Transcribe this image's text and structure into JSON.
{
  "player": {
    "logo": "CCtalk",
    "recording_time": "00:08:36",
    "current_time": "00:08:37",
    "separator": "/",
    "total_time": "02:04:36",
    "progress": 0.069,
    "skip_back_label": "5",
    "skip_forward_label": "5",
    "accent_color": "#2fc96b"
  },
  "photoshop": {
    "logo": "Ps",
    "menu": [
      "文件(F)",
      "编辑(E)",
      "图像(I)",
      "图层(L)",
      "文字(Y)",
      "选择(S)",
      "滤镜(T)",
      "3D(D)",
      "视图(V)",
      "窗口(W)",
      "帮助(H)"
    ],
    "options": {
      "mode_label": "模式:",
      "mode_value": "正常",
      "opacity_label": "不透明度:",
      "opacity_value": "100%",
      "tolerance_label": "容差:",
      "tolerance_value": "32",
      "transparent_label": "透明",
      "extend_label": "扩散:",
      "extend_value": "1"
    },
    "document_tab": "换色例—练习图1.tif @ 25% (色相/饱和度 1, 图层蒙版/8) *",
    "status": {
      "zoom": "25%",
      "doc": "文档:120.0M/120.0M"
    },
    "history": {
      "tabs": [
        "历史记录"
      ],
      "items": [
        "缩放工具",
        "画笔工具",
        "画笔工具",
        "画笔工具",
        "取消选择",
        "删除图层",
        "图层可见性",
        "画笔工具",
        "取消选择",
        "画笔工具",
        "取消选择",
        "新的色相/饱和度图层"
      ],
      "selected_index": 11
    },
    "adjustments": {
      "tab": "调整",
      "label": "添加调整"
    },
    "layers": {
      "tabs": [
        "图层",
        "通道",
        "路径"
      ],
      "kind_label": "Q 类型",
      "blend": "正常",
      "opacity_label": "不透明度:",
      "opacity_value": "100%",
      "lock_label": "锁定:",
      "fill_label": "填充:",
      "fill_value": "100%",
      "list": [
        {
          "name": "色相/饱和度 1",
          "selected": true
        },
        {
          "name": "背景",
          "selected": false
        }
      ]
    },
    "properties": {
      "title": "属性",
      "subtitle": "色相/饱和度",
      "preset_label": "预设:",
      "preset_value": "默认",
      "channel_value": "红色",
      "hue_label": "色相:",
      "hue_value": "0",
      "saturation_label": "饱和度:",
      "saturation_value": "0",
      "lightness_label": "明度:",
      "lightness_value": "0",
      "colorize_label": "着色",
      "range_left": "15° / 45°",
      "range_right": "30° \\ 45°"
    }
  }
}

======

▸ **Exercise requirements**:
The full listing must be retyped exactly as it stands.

▸ **Answer**:
Transcribe this image's text and structure into JSON.
{
  "player": {
    "logo": "CCtalk",
    "recording_time": "00:08:36",
    "current_time": "00:08:37",
    "separator": "/",
    "total_time": "02:04:36",
    "progress": 0.069,
    "skip_back_label": "5",
    "skip_forward_label": "5",
    "accent_color": "#2fc96b"
  },
  "photoshop": {
    "logo": "Ps",
    "menu": [
      "文件(F)",
      "编辑(E)",
      "图像(I)",
      "图层(L)",
      "文字(Y)",
      "选择(S)",
      "滤镜(T)",
      "3D(D)",
      "视图(V)",
      "窗口(W)",
      "帮助(H)"
    ],
    "options": {
      "mode_label": "模式:",
      "mode_value": "正常",
      "opacity_label": "不透明度:",
      "opacity_value": "100%",
      "tolerance_label": "容差:",
      "tolerance_value": "32",
      "transparent_label": "透明",
      "extend_label": "扩散:",
      "extend_value": "1"
    },
    "document_tab": "换色例—练习图1.tif @ 25% (色相/饱和度 1, 图层蒙版/8) *",
    "status": {
      "zoom": "25%",
      "doc": "文档:120.0M/120.0M"
    },
    "history": {
      "tabs": [
        "历史记录"
      ],
      "items": [
        "缩放工具",
        "画笔工具",
        "画笔工具",
        "画笔工具",
        "取消选择",
        "删除图层",
        "图层可见性",
        "画笔工具",
        "取消选择",
        "画笔工具",
        "取消选择",
        "新的色相/饱和度图层"
      ],
      "selected_index": 11
    },
    "adjustments": {
      "tab": "调整",
      "label": "添加调整"
    },
    "layers": {
      "tabs": [
        "图层",
        "通道",
        "路径"
      ],
      "kind_label": "Q 类型",
      "blend": "正常",
      "opacity_label": "不透明度:",
      "opacity_value": "100%",
      "lock_label": "锁定:",
      "fill_label": "填充:",
      "fill_value": "100%",
      "list": [
        {
          "name": "色相/饱和度 1",
          "selected": true
        },
        {
          "name": "背景",
          "selected": false
        }
      ]
    },
    "properties": {
      "title": "属性",
      "subtitle": "色相/饱和度",
      "preset_label": "预设:",
      "preset_value": "默认",
      "channel_value": "红色",
      "hue_label": "色相:",
      "hue_value": "0",
      "saturation_label": "饱和度:",
      "saturation_value": "0",
      "lightness_label": "明度:",
      "lightness_value": "0",
      "colorize_label": "着色",
      "range_left": "15° / 45°",
      "range_right": "30° \\ 45°"
    }
  }
}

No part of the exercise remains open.